Recent studies indicate that activity of the Fusiform Face Area (FFA), an area of the brain that is specialized for facial recognition, which had previously been thought to be very low in ASDs (for a review, see Jemel, Mottron, & Dawson, 2006)(1), can be quasi-normalized provided that participants’ attention to the face is controlled for (Hadjikhani et al., 2004(2)). Furthermore, FFA activity is also observed when participants are presented with stimuli they are intrinsically interested in, such as familiar faces (Pierce, Haist, Sedaghat, & Courchesne, 2004)(3) or cartoon characters (Grelotti et al., 2005)(4).
1. Jemel, B., Mottron, L., & Dawson, G. (2006). Impaired face processing in autism: Fact or artifact? Journal of Autism and Developmental Disorders, 36, 91—106.
2. Hadjikharii, N., Joseph, R. M., Snyder, J., Chabris, C. F., Clark, J., Steele, S., McGrath, L., Vangel, M.,Aharon, I., Feczko, E., Harris, G. J., & Tager-Flusberg, H. (2004). Activation of the fusiform gyrus when individuals with autism spectrum disorder view faces. Neuroimage, 22, 1141—1150.
3. Pierce, K., Haist, F., Sedaghat, F., & Courchesne, E. (2004). The brain response to personally familiar faces in autism: findings of fusiform activity and beyond. Brain, 127, 2703—2716.
4. Grelotti, D., Kiln, A., Gauthier, L, Skudlarski, P., Cohen, D., Gore, J., Volkmar, F., & Schultz, R. (2005). fMRI activation of the fusiform gyrus and amygdala to cartoon characters but not to faces in a boy with autism. Neuropsychoiogia, 43, 3 73—385.
Coralie Chevallier, “Theory of Mind and Autism. Beyond Baron-Cohen et al’s. Sally-Anne Study”, in: Alan M. Slater and Paul C. Quinn (eds.) 2012. Developmental Psychology. Revisiting the Classic Studies. London: Sage Publications_____________Explanation of symbols: Roman numerals indicate the source, arabic numerals indicate the page number. The corresponding books are indicated on the right hand side. ((s)…): Comment by the sender of the contribution. Translations: Dictionary of Arguments The note [Concept/Author], [Author1]Vs[Author2] or [Author]Vs[term] resp. "problem:"/"solution:", "old:"/"new:" and "thesis:" is an addition from the Dictionary of Arguments. If a German edition is specified, the page numbers refer to this edition.
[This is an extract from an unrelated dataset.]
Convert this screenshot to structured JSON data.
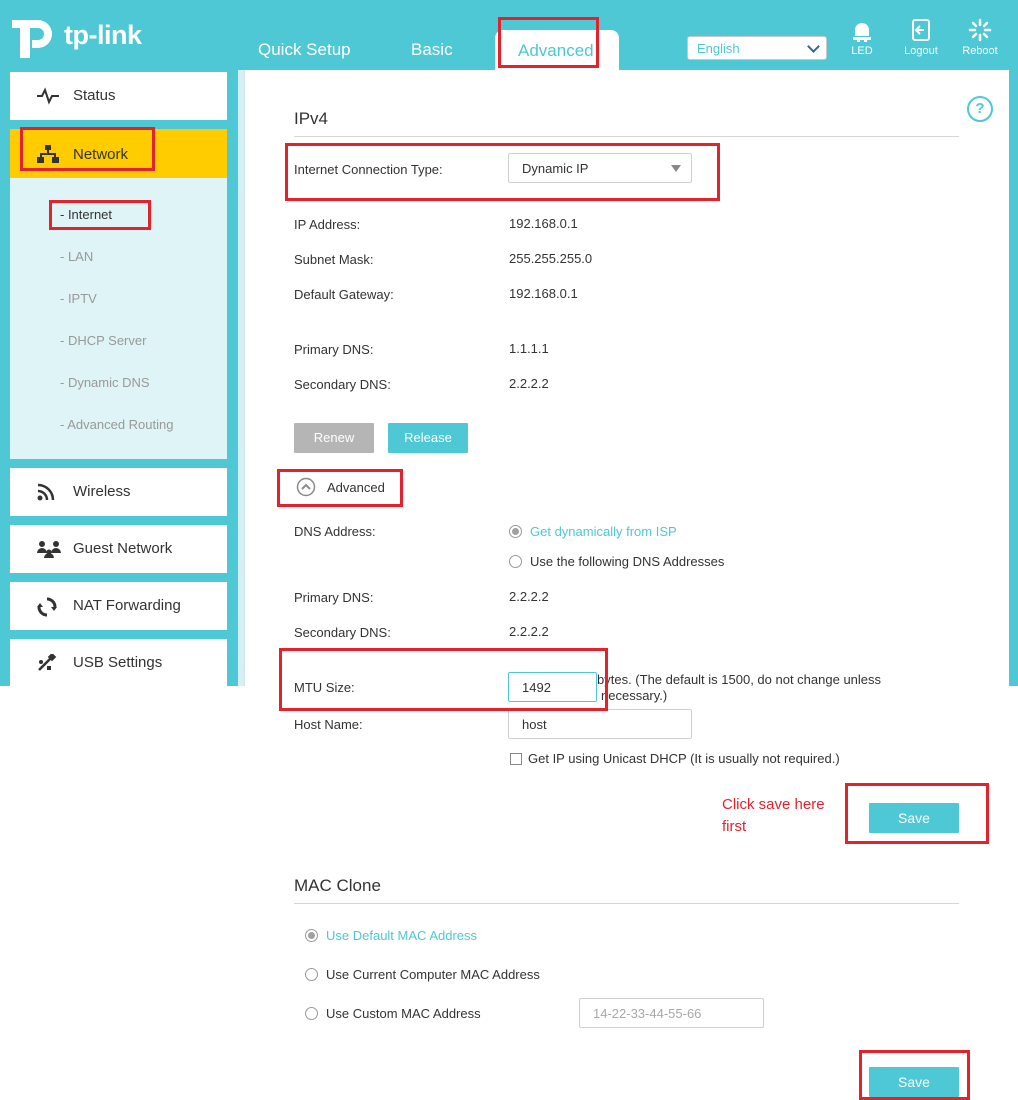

Alan M. Slater
Paul C. Quinn
Developmental Psychology. Revisiting the Classic Studies London 2012